The EU agreed on ambitious carbon cuts last year. Now it needs to follow through with action to meet the targets – and benefit the economy too. Hence the proposals unveiled on 23 January.
"This week the European commission will move to turn the European Union's commitments into concrete action," president Barroso said. "Tackling climate change is crucial to safeguard the future of our planet. It also brings major new opportunities for Europe. The time has come to seize them with confidence, and with both hands."
The proposed measures include:
- an improved emissions trading system (ETS) covering more emissions and allowing firms in one EU country to buy allowances in any other.
- an emission reduction target for industries not covered by the ETS (e.g. buildings, transport, waste) so that everyone is contributing
- legally enforceable targets for increasing the share of renewables in the energy mix – the targets will reflect each country's individual needs and its potential
- new rules on carbon capture and storage and on environmental subsidies.
Last March, EU leaders endorsed commission proposals to cut CO2 emissions by at least 20% by 2020 (30% if global targets can be agreed on) and to set a binding 20% target for the use of renewable energy sources. The overall goal is to cap global temperature increases at 2°C.
The proposals aim at a more environment-friendly Europe.
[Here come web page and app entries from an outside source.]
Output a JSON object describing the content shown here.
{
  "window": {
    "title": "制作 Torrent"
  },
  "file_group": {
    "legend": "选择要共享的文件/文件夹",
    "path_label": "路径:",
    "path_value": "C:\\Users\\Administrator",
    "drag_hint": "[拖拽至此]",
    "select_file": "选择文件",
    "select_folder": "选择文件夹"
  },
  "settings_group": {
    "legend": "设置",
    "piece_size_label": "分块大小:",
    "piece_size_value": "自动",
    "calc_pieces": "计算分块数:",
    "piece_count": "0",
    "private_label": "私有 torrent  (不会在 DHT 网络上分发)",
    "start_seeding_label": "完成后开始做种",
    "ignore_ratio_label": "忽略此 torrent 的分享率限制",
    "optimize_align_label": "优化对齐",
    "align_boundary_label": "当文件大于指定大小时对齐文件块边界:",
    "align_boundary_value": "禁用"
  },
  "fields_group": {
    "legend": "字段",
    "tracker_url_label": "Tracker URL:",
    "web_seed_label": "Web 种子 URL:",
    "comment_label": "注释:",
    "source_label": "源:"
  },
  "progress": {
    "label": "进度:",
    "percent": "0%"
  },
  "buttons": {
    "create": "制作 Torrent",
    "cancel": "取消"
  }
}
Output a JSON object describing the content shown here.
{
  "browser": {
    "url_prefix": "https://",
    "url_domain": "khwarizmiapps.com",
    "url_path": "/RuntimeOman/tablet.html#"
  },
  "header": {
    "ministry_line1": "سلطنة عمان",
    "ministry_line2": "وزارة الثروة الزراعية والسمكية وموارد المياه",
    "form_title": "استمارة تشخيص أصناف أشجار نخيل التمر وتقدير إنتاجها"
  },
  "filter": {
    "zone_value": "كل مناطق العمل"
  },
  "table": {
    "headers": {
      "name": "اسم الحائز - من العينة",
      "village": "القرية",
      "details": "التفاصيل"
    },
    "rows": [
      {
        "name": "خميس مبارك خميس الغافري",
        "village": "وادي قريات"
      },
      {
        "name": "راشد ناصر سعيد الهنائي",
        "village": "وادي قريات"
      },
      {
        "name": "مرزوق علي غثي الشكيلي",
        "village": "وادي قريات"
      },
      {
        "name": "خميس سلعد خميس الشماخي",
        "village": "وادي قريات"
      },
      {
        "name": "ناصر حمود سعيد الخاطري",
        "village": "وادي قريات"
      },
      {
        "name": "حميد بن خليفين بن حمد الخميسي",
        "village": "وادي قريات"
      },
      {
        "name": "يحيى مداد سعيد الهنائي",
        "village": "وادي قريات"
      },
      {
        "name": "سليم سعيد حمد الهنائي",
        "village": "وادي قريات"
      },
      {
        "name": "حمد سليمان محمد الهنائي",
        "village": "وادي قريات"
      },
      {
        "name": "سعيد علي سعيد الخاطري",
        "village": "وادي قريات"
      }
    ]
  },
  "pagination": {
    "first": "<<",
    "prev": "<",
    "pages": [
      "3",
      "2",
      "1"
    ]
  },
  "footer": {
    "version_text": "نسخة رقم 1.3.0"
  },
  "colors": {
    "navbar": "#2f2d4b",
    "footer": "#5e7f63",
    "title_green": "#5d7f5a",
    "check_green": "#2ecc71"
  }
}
But they will also help create a more industry-friendly, jobs-friendly, and consumer-friendly EU.
The commission hopes to see the package adopted by the end of 2008.